◆ **What this task involves**
Filter the entries below, keeping only lines with the word "duration".

◆ **Information given**
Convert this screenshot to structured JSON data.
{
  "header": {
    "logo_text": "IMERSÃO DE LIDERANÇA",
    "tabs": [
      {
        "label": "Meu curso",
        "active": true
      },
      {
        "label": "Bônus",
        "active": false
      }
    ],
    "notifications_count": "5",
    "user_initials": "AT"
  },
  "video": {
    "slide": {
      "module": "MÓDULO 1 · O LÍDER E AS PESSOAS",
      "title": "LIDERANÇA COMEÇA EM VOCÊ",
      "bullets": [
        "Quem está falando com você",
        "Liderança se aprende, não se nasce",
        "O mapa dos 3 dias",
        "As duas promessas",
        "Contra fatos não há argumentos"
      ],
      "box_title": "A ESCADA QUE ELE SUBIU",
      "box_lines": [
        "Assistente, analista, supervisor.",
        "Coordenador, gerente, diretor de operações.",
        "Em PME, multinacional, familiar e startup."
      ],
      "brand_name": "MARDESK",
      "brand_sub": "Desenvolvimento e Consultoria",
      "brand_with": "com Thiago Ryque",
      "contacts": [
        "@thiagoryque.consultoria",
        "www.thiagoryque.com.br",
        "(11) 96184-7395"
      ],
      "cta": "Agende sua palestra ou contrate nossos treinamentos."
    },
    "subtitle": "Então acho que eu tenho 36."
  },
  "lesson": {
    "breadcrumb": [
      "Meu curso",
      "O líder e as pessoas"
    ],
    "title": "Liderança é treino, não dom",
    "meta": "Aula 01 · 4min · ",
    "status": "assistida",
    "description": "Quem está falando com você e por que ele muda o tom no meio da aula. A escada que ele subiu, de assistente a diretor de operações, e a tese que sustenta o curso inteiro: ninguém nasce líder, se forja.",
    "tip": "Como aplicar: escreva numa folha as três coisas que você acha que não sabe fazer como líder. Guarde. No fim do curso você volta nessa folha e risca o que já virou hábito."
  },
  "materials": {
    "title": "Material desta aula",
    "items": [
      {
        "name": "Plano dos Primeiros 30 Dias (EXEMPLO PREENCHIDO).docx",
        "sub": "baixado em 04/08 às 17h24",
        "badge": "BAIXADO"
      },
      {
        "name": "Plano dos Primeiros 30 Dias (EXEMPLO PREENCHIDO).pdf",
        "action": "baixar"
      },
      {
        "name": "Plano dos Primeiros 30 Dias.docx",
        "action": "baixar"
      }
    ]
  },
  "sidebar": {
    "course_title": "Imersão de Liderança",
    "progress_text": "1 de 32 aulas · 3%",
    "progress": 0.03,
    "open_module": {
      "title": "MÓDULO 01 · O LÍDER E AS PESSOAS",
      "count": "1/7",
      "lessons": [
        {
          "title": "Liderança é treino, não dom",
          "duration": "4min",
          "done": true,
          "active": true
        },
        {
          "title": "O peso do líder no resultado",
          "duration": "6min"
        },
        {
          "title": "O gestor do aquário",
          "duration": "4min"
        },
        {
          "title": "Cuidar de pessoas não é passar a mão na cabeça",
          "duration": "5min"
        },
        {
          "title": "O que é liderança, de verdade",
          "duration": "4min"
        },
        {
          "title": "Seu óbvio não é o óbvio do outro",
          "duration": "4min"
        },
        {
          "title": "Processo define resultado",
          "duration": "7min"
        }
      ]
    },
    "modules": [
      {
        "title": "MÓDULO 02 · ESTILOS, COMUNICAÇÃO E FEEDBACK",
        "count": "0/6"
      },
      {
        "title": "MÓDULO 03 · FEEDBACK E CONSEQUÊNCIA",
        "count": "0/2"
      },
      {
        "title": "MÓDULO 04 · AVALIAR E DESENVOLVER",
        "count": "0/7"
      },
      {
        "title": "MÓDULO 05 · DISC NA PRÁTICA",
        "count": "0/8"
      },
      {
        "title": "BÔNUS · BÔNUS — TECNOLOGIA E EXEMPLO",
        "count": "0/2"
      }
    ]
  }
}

◆ **Exercise response**
          "duration": "4min",
          "duration": "6min"
          "duration": "4min"
          "duration": "5min"
          "duration": "4min"
          "duration": "4min"
          "duration": "7min"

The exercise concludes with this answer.